Photo: Mount Cotton State School / Facebook
Australian wildlife is known for its extremes.
Snakes, spiders, sharks, crocodiles and Co. keep making headlines.
The animal that has now been discovered in Mount Cotton is neither poisonous nor otherwise dangerous - but it should still give some people a slight shudder.
Construction workers have found a Giant Wood Moth in the town in southeast Queensland.
This species of moth is one of the largest insects of all, females can reach a wingspan of 25 centimeters and a body weight of more than 30 grams.
Although the animals are not that rare, only a few people see them, as the Australian broadcaster ABC reports.
The excitement at the elementary school was correspondingly great when workers encountered the moth while building a new classroom.
"Our construction site borders directly on the rainforest," the broadcaster quotes the director of the school, Meagan Steward.
She spoke of a "great discovery."
The station also lets researcher Ted Edwards of the Australian National Insect Collection speak.
He explains why moth encounters with humans are so rare.
According to this, the animals dig deep into trees as larvae and stay there for years: "Only after the pupation phase has ended do the significantly larger females leave their hiding place for a short time."
Children were inspired by the find
According to Christine Lambkin of the Queensland Museum, the females are also very bad fliers because of their size: "When they come out, they usually stay somewhere in a tree and wait for a male to come by." After the eggs have mated and laid, the animals die .
After taking a few photos, the construction workers in Mount Cotton then transported the large female back into the forest.

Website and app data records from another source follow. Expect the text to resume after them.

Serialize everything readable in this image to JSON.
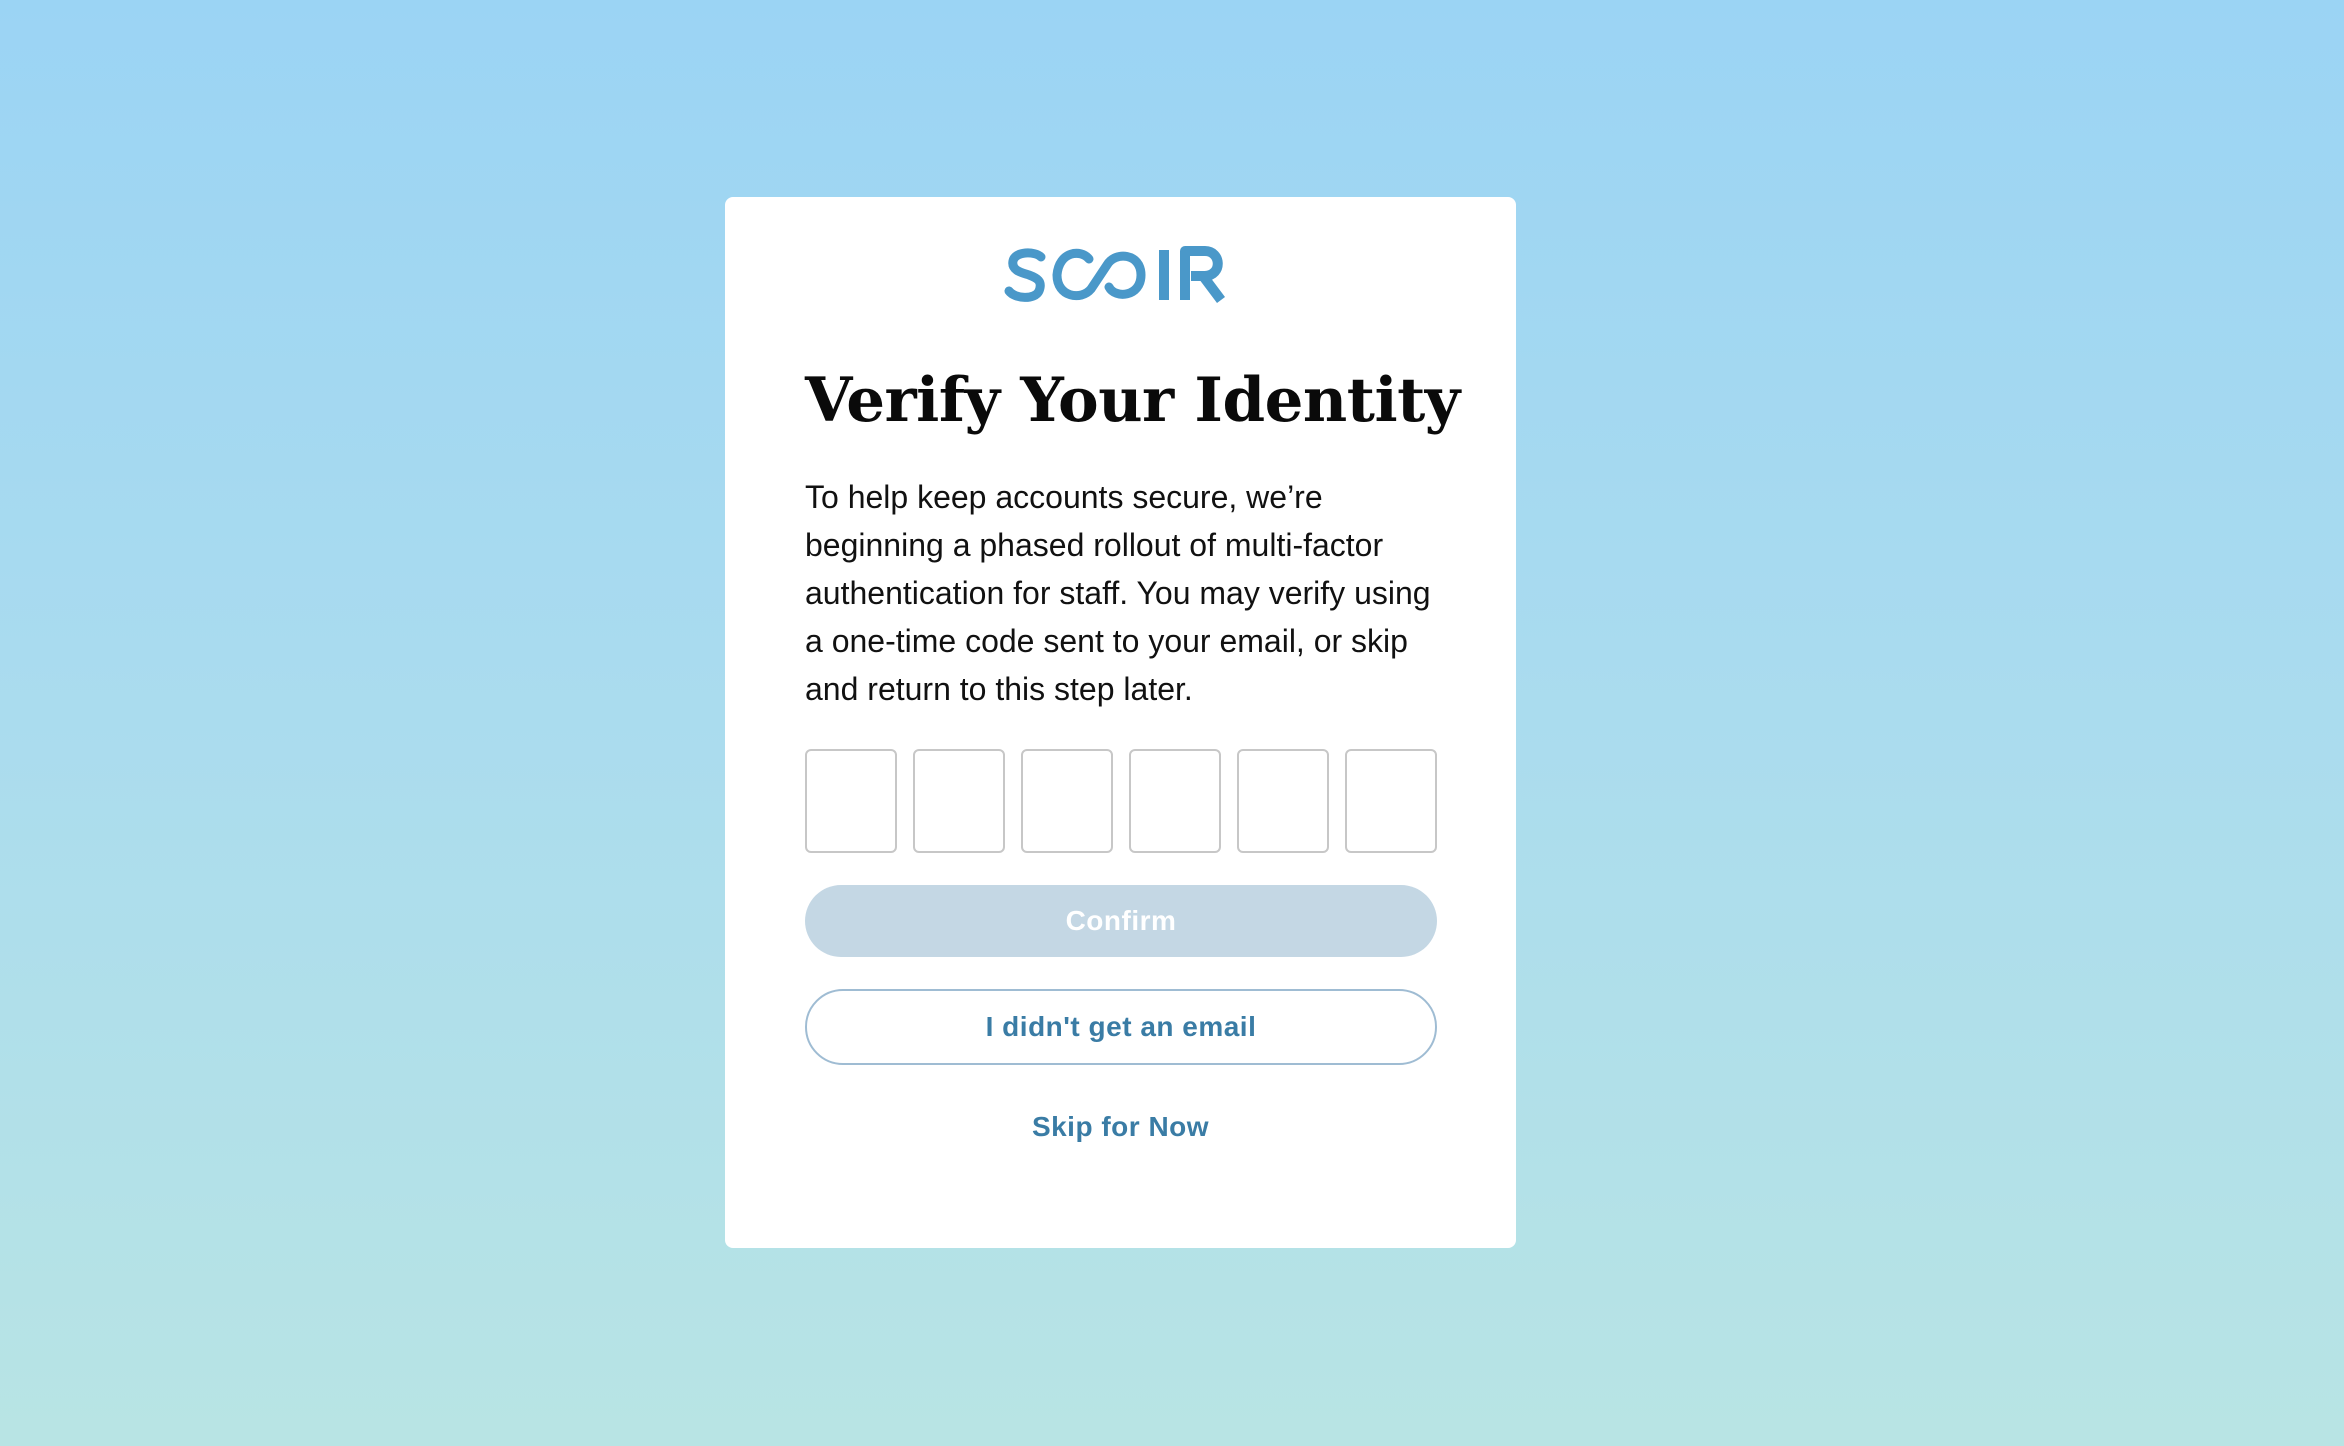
{
  "brand": {
    "logo_text": "SCOIR",
    "color": "#4a98c9"
  },
  "card": {
    "title": "Verify Your Identity",
    "description": "To help keep accounts secure, we’re beginning a phased rollout of multi-factor authentication for staff. You may verify using a one-time code sent to your email, or skip and return to this step later."
  },
  "code_inputs": [
    {
      "value": ""
    },
    {
      "value": ""
    },
    {
      "value": ""
    },
    {
      "value": ""
    },
    {
      "value": ""
    },
    {
      "value": ""
    }
  ],
  "actions": {
    "confirm_label": "Confirm",
    "confirm_state": "disabled",
    "no_email_label": "I didn't get an email",
    "skip_label": "Skip for Now"
  },
  "colors": {
    "background_top": "#9bd4f4",
    "background_bottom": "#b8e4e4",
    "accent": "#3a7ca5",
    "confirm_disabled": "#c4d7e4"
  }
}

According to Headmistress Steward, however, the insect did provide some inspiration for the children: "The students came up with some very creative stories - including one in which teacher Mrs. Wilson is being eaten by a gigantic moth."